The authors have no financial conflict of interest.
The costs of publication of this article were defrayed in part by the payment of page charges. This article must therefore be hereby marked advertisement in accordance with 18 U.S.C. Section 1734 solely to indicate this fact.
↵1 This work was supported by U.S. Public Health Service Grant DE15566.
↵2 Deceased during the preparation of this manuscript.
↵3 Address correspondence and reprint requests to Dr. Thomas E. Van Dyke, Department of Periodontology and Oral Biology, Goldman School of Dental Medicine, Boston University, 100 East Newton Street G-107, Boston, MA 02118. E-mail address:
↵4 Abbreviations used in this paper: PKC, protein kinase C; RAGE, receptor for advanced glycation end products; AGE, advanced glycation end products; p-PKC(s), phospho-(Ser) PKC substrate Ab; BCA, bicinchoninic acid; MS, mass spectrometry; Xcorr, cross-correlation score; IP, immunoprecipitation; siRNA, small-interfering RNA; DM, diabetes mellitus; cPKC, conventional PKC; PH, pleckstrin homology.
- Received March 2, 2006.
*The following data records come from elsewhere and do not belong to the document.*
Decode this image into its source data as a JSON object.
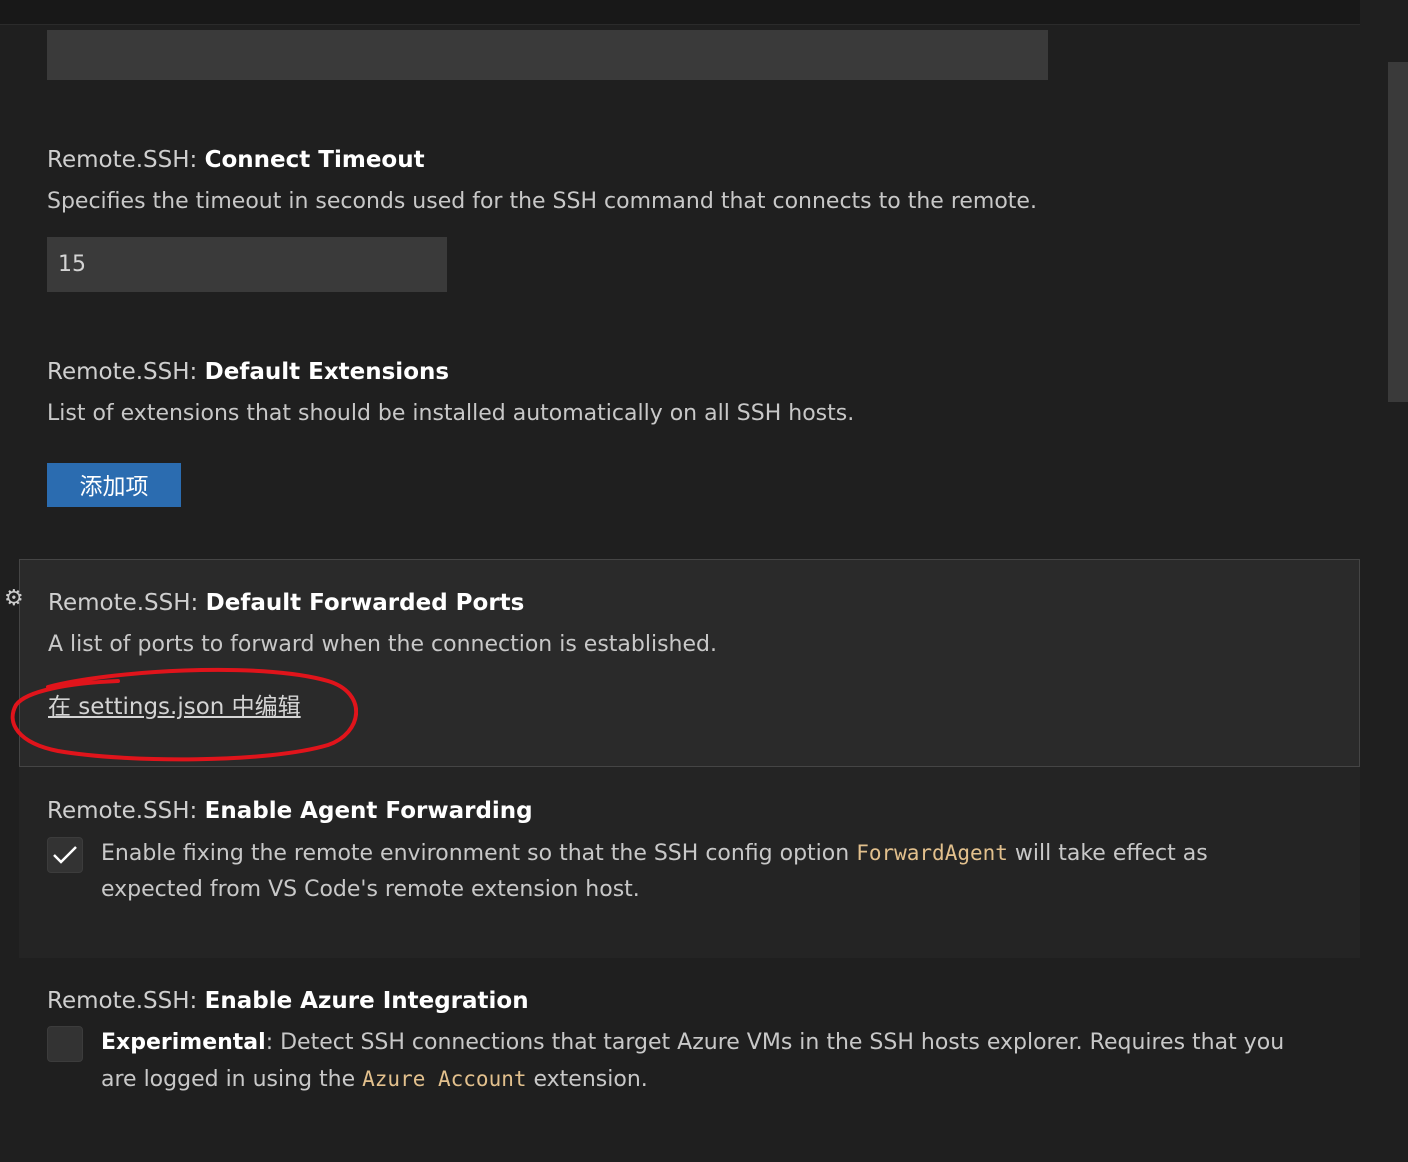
{
  "settings": {
    "connect_timeout": {
      "category": "Remote.SSH:",
      "name": "Connect Timeout",
      "description": "Specifies the timeout in seconds used for the SSH command that connects to the remote.",
      "value": "15"
    },
    "default_extensions": {
      "category": "Remote.SSH:",
      "name": "Default Extensions",
      "description": "List of extensions that should be installed automatically on all SSH hosts.",
      "add_button": "添加项"
    },
    "default_forwarded_ports": {
      "category": "Remote.SSH:",
      "name": "Default Forwarded Ports",
      "description": "A list of ports to forward when the connection is established.",
      "edit_link": "在 settings.json 中编辑",
      "annotation_color": "#e0141b"
    },
    "enable_agent_forwarding": {
      "category": "Remote.SSH:",
      "name": "Enable Agent Forwarding",
      "checked": true,
      "desc_before": "Enable fixing the remote environment so that the SSH config option ",
      "desc_code": "ForwardAgent",
      "desc_after": " will take effect as expected from VS Code's remote extension host."
    },
    "enable_azure_integration": {
      "category": "Remote.SSH:",
      "name": "Enable Azure Integration",
      "checked": false,
      "desc_bold": "Experimental",
      "desc_middle": ": Detect SSH connections that target Azure VMs in the SSH hosts explorer. Requires that you are logged in using the ",
      "desc_code": "Azure Account",
      "desc_after": " extension."
    }
  },
  "colors": {
    "background": "#1f1f1f",
    "button": "#2b6cb0",
    "code": "#e2c08d"
  }
}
- Accepted April 24, 2007.
- Copyright © 2007 by The American Association of Immunologists